··· DATA TO USE
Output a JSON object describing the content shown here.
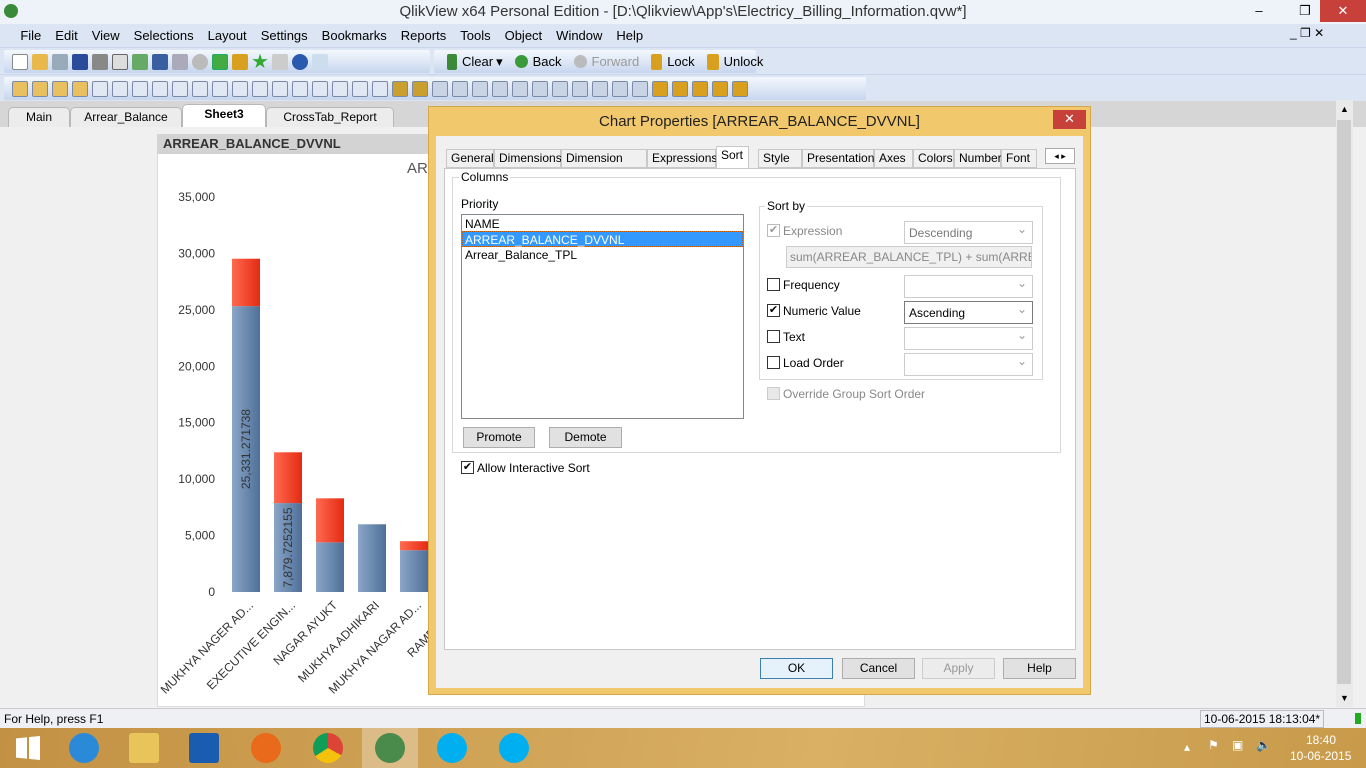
{
  "window": {
    "title": "QlikView x64 Personal Edition - [D:\\Qlikview\\App's\\Electricy_Billing_Information.qvw*]",
    "minimize": "–",
    "restore": "❐",
    "close": "✕"
  },
  "menu": [
    "File",
    "Edit",
    "View",
    "Selections",
    "Layout",
    "Settings",
    "Bookmarks",
    "Reports",
    "Tools",
    "Object",
    "Window",
    "Help"
  ],
  "toolbar": {
    "clear": "Clear",
    "back": "Back",
    "forward": "Forward",
    "lock": "Lock",
    "unlock": "Unlock"
  },
  "sheet_tabs": [
    {
      "label": "Main"
    },
    {
      "label": "Arrear_Balance"
    },
    {
      "label": "Sheet3",
      "active": true
    },
    {
      "label": "CrossTab_Report"
    }
  ],
  "chart_object": {
    "caption": "ARREAR_BALANCE_DVVNL",
    "title_visible": "AR"
  },
  "chart_data": {
    "type": "bar",
    "stacked": true,
    "title": "AR",
    "categories": [
      "MUKHYA NAGER AD...",
      "EXECUTIVE ENGIN...",
      "NAGAR AYUKT",
      "MUKHYA ADHIKARI",
      "MUKHYA NAGAR AD...",
      "RAMESH C..."
    ],
    "series": [
      {
        "values": [
          25331.271738,
          7879.7252155,
          4400,
          6000,
          3700,
          null
        ],
        "color": "#5b7fa8"
      },
      {
        "values": [
          4200,
          4500,
          3900,
          0,
          800,
          null
        ],
        "color": "#ee3322"
      }
    ],
    "data_labels": [
      "25,331.271738",
      "7,879.7252155"
    ],
    "yticks": [
      "0",
      "5,000",
      "10,000",
      "15,000",
      "20,000",
      "25,000",
      "30,000",
      "35,000"
    ],
    "ylim": [
      0,
      35000
    ]
  },
  "dialog": {
    "title": "Chart Properties [ARREAR_BALANCE_DVVNL]",
    "close": "✕",
    "tabs": [
      "General",
      "Dimensions",
      "Dimension Limits",
      "Expressions",
      "Sort",
      "Style",
      "Presentation",
      "Axes",
      "Colors",
      "Number",
      "Font"
    ],
    "active_tab": "Sort",
    "columns_label": "Columns",
    "priority_label": "Priority",
    "priority_items": [
      "NAME",
      "ARREAR_BALANCE_DVVNL",
      "Arrear_Balance_TPL"
    ],
    "selected_item": "ARREAR_BALANCE_DVVNL",
    "sort_by_label": "Sort by",
    "expression": {
      "label": "Expression",
      "checked": true,
      "disabled": true,
      "order": "Descending",
      "formula": "sum(ARREAR_BALANCE_TPL) + sum(ARREAR_BALANCE_DVVNL)"
    },
    "frequency": {
      "label": "Frequency",
      "checked": false
    },
    "numeric_value": {
      "label": "Numeric Value",
      "checked": true,
      "order": "Ascending"
    },
    "text": {
      "label": "Text",
      "checked": false
    },
    "load_order": {
      "label": "Load Order",
      "checked": false
    },
    "override": {
      "label": "Override Group Sort Order",
      "checked": false,
      "disabled": true
    },
    "promote": "Promote",
    "demote": "Demote",
    "allow_interactive_sort": {
      "label": "Allow Interactive Sort",
      "checked": true
    },
    "ok": "OK",
    "cancel": "Cancel",
    "apply": "Apply",
    "help": "Help"
  },
  "status": {
    "help": "For Help, press F1",
    "timestamp": "10-06-2015 18:13:04*"
  },
  "taskbar": {
    "apps": [
      "start",
      "internet-explorer",
      "file-explorer",
      "outlook",
      "firefox",
      "chrome",
      "qlikview",
      "skype",
      "skype"
    ],
    "time": "18:40",
    "date": "10-06-2015"
  }
}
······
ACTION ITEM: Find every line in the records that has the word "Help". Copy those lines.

RESPONSE:
    "Help"
    "help": "Help"
    "help": "For Help, press F1",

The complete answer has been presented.